Barn Cat Program
Superior Pest Control
Cats, as you probably know, are amazing hunters and can keep your barn, shop or outbuildings mouse-free without the use of traps or poisons. This is safer for children or animals who might accidentally get into poison that has been left out for rodents. It also gives shy cats a safe and comfortable place to live out their lives.
Caring for a Barn Cat
1. Barn cats require care - They need to be fed, they need a readily available source of clean, fresh water and they need proper shelter such as a barn or shed to keep them safe from weather as well as predators such as coyotes, racoons and owls.
2. Barn cats are not disposable - While barn cats do not require the same level of care and close attention that a house pet requires, they do need someone to look out for them and help them if they become injured or sick.
3. Barn cats do need to be fed - Some people think that if a barn cat is fed, it won't hunt, but this is simply not true. Cats love to kill rodents, and will do it instinctively. They also need to be provided with a nutritious cat food to keep them healthy and strong.
How Do I Adopt a Barn Cat?
1. Give us a call at: (509) 684-1475 and let us know you are interested.
We will set up an appointment to meet with you.
2. We will need to visit the property where the cats will be kept, to make sure it is a good, safe location for the cats.
3. The cats will need to be confined typically for 4-6 weeks so that they become used to the new location, recognize they can find food and water there, and will stay there once they are released. This can be done in a stall, chicken coop, dog kennel, etc., or we can loan a containment pen (see below) for the purpose.
4. Once we have approved of the location, the adopter will sign a contract agreeing to provide proper care, including: sufficient food, water, shelter and humane treatment of the cats, as well as agreeing to keep the cats confined for the full containment period, until they are fully adjusted to their new environment.
Containment cage used for 4- to 6-week barn cat relocation period.
5. The new owner will need to feed the cats and clean litter boxes while they are contained.
We will keep up-to-date on the cats and when we feel they are ready, we will talk the owner through the releasing process.
If all is done properly, the kitties should feel comfortable in the new location and will begin settling in.
There is no adoption fee for barn cats, but we do appreciate a donation. We spend many hours trapping the cats, paying for their neuter/spay surgery, vaccines and tests for contagious feline diseases.

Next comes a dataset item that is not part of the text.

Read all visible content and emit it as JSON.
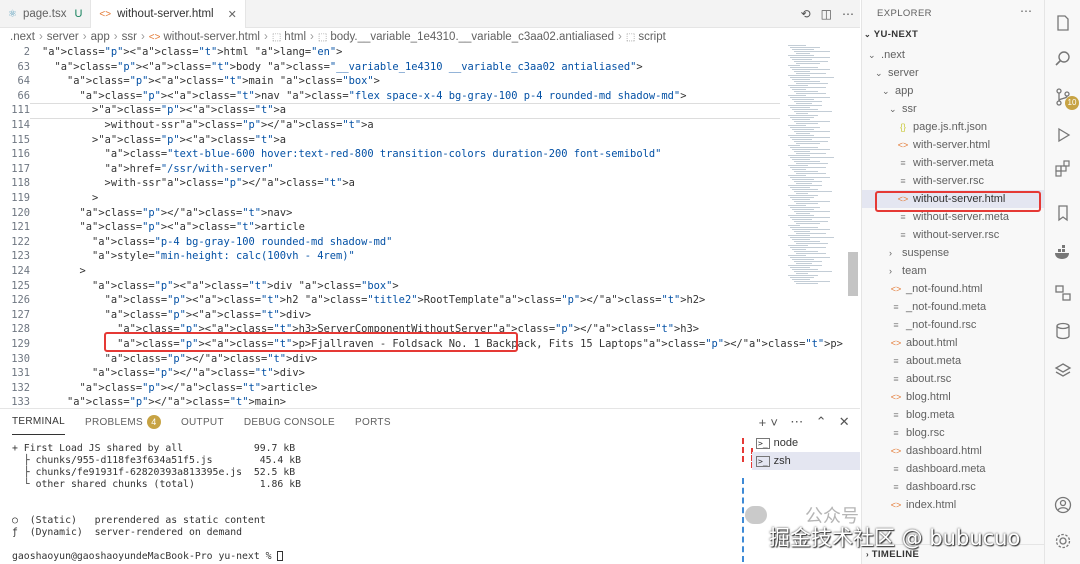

Quite a bit of time, effort and money goes into the running of our feral cat and barn cat programs, but it is very worthwhile for the cats and the community.